Now, it’s important to note that this group was less dysphoric at intake. Of the total 80 kids in the sample who stopped coming, 39.3% of boys and 58.3% of girls met the criteria for what used to be called Gender Identity Disorder, or GID. That’s way lower than the corresponding percentages for the kids who stayed in touch with the clinic as they grew up — 91.3% and 95.% percent, respectively. This shouldn’t surprise us! It makes perfect sense that the more gender dysphoric a kid is, the more likely they are to maintain regular contact with a gender identity clinic and to seek out its services. The kids who are there because Dad freaked out and overreacted when little — [does a Google search for the most common Dutch boys’ names] — Daan put on Mom’s dress once, but is a happy and healthy and non-dysphoric kid, aren’t going to keep coming.

It clarifies things greatly to realize so many of us done goofed on this. It paints a very different picture of this study. Particularly the “responders” column, which accounts for more than half of the 80 didn’t-come-back kids: about half of the boys and two-thirds of the girls were dysphoric enough to meet GID criteria at intake, and either none or one of them had clinically significant gender dysphoria at followup. (The “parents” column isn’t as interesting because none of the six kids met the GID criteria — sure, none of them had gender dysphoria at followup, but they’re not true desisters.)
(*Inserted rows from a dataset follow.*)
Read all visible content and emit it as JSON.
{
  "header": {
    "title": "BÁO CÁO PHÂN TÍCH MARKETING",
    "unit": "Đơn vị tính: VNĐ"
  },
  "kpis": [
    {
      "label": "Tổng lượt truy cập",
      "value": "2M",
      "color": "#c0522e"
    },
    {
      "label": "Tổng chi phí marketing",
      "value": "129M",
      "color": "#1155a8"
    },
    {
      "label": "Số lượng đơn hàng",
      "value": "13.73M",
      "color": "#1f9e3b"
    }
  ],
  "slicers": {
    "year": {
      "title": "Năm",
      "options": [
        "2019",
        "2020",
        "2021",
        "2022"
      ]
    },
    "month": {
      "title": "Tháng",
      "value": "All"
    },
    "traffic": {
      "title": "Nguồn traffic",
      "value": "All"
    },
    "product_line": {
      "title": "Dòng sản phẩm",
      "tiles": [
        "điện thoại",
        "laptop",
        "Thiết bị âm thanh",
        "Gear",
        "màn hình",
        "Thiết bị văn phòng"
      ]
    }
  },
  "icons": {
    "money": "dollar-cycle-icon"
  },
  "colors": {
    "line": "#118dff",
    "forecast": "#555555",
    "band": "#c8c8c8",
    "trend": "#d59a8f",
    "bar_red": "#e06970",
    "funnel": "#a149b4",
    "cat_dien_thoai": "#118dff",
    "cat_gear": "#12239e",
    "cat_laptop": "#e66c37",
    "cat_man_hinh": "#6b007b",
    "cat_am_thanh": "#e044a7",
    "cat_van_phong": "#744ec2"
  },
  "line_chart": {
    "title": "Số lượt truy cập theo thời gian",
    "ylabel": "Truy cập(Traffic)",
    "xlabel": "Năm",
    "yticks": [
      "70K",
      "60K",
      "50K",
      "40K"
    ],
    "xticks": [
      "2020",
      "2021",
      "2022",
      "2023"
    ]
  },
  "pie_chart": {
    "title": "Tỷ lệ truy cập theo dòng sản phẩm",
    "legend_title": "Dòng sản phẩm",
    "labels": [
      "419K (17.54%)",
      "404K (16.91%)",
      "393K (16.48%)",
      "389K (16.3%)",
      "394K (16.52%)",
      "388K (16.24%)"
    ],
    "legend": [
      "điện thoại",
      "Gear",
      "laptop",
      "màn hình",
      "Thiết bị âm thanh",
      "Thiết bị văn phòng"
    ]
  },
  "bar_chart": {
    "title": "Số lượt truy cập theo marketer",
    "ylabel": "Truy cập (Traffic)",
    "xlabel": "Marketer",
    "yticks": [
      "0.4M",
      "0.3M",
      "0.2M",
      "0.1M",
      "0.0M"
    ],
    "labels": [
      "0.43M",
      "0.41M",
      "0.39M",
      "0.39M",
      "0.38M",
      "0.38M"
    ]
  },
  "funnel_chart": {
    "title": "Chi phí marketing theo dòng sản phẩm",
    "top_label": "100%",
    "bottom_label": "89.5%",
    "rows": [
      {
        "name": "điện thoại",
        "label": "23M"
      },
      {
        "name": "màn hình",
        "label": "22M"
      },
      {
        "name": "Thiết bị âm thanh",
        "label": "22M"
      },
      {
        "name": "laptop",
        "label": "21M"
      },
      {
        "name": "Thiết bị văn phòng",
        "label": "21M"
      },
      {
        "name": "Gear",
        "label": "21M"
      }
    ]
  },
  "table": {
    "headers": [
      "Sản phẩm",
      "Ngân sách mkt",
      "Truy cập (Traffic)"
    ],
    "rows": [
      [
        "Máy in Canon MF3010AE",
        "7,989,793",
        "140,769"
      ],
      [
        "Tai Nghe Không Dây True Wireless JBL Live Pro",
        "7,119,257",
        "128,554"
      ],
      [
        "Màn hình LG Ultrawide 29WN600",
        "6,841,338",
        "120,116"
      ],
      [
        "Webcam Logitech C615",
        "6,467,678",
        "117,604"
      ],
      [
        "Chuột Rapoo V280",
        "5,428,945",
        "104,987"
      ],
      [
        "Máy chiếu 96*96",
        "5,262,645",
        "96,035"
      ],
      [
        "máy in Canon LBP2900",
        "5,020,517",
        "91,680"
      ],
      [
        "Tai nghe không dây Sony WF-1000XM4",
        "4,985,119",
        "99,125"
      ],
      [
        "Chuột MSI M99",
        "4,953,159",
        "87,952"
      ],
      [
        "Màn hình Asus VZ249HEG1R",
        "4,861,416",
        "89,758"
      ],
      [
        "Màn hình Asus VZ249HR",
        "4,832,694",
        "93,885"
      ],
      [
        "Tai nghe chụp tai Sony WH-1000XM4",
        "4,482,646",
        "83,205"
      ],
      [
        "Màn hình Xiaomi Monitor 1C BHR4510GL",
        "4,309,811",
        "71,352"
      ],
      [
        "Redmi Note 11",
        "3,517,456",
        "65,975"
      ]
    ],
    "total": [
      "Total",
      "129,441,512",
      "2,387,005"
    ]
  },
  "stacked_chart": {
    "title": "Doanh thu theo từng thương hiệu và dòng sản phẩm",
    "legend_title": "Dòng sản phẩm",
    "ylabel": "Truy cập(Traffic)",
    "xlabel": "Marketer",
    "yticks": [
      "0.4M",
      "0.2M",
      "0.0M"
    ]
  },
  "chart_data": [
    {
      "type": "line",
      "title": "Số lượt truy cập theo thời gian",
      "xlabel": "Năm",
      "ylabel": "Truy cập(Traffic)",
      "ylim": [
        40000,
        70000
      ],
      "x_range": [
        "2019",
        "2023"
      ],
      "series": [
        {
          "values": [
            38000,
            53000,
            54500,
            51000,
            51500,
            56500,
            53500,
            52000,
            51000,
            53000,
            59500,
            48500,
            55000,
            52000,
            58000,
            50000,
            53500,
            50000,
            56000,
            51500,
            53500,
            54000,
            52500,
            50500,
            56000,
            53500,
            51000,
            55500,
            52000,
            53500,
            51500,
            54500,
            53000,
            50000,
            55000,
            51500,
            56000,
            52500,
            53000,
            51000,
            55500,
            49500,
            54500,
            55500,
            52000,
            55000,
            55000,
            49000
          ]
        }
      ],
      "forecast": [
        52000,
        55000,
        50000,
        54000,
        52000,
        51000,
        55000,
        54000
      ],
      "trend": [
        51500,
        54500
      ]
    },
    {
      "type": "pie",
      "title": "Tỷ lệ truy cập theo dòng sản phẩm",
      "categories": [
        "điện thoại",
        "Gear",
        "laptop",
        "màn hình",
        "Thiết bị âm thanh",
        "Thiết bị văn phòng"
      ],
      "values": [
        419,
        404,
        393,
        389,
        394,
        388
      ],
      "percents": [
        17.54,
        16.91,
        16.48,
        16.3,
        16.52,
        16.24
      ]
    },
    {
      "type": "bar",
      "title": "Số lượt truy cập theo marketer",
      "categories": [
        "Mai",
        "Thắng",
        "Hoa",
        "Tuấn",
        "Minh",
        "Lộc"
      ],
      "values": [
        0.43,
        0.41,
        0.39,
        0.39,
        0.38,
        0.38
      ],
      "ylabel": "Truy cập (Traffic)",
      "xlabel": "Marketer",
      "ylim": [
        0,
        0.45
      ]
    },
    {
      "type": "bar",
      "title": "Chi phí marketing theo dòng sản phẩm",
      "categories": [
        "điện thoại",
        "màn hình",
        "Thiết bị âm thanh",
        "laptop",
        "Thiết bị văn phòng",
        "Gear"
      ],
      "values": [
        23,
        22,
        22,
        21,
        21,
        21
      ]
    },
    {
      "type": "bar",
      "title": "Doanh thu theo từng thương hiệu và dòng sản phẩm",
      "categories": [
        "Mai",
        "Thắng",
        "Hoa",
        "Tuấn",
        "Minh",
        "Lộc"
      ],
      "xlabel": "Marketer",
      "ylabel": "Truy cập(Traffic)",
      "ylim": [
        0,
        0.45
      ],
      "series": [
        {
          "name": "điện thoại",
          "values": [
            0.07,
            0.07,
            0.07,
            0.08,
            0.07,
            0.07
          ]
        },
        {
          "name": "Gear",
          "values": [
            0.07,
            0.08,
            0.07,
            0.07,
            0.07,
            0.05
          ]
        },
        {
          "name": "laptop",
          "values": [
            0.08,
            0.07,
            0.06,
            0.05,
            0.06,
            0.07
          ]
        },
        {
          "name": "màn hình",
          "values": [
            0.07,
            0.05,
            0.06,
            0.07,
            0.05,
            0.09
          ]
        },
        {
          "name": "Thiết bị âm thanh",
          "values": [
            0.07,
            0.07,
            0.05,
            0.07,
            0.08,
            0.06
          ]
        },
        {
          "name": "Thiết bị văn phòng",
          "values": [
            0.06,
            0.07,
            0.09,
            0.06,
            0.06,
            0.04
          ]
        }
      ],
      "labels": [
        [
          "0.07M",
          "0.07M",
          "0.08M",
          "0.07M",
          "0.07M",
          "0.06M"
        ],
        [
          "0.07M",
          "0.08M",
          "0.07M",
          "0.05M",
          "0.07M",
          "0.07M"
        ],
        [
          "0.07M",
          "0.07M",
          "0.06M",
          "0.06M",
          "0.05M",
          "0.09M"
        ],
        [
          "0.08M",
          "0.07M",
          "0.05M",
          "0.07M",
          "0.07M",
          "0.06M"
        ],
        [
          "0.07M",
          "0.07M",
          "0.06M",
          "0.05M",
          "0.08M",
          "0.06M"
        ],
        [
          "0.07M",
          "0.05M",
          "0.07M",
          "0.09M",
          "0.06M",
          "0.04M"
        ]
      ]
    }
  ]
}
As for the 24 nonresponders who didn’t provide any information (remember that 4 did just pipe up to say “nope, not dysphoric”), could some still be dysphoric? I… guess so? But given that the kids who didn’t come back but who did respond had about the same rates of meeting the clinical threshold for GID as the nonresponders, and none or one of them had clinically significant GD at followup, why would you assume that? What the clinicians proposed seems like a much safer assumption: They stopped coming because they are no longer suffering from gender dysphoria. Even if a few of the nonresponders still have gender dysphoria, it won’t affect the stats that much, anyway.

Overall, I do think that commonly cited 80% percentage might be too high an estimate for the rate of desistance from true childhood gender dysphoria. And of course the desistance-deniers will come back and claim that the GID criteria were so loose you can’t assume any of the kids who met it were gender dysphoric, which I think is silly given how those criteria actually read, but which is convenient since the only long-term studies we have on this are from the GID era.

Set aside all the noise, though, and the usual caveats about not overextrapolating from one study: The key question is whether for a significant percentage of kids, gender dysphoria abates in time. All the available evidence we have, limited though it may be, suggests it does, and reinterpreting Steensma (2013) in a more accurate light makes the case a bit stronger. WPATH and the American Psychological Association and the Substance Abuse and Mental Health Services Administration and the Endocrine Society all recognize that desistance occurs, and I have never spoken with a clinician who believes it to be a full-stop myth. There is good reason for this expert consensus.

All that said, it’s worth keeping in mind that this selfsame study also provides the intriguing nugget that strength of gender dysphoria at time of assessment predicted persistence in the long run. Which is one reason among many why the concept of desistance, on its own, should never be used as a justification for taking or recommending one course of action or another with a given gender dysphoric kid — as numerous clinicians have told me in my reporting on this endlessly fascinating and fraught subject, it’s vital to take an individualized approach, to get to know a kid and see where they’re at and what the sources of their distress are. Desistance is just one part of the puzzle. We shouldn’t ignore it, though, and it makes no sense to claim it’s a ‘myth.’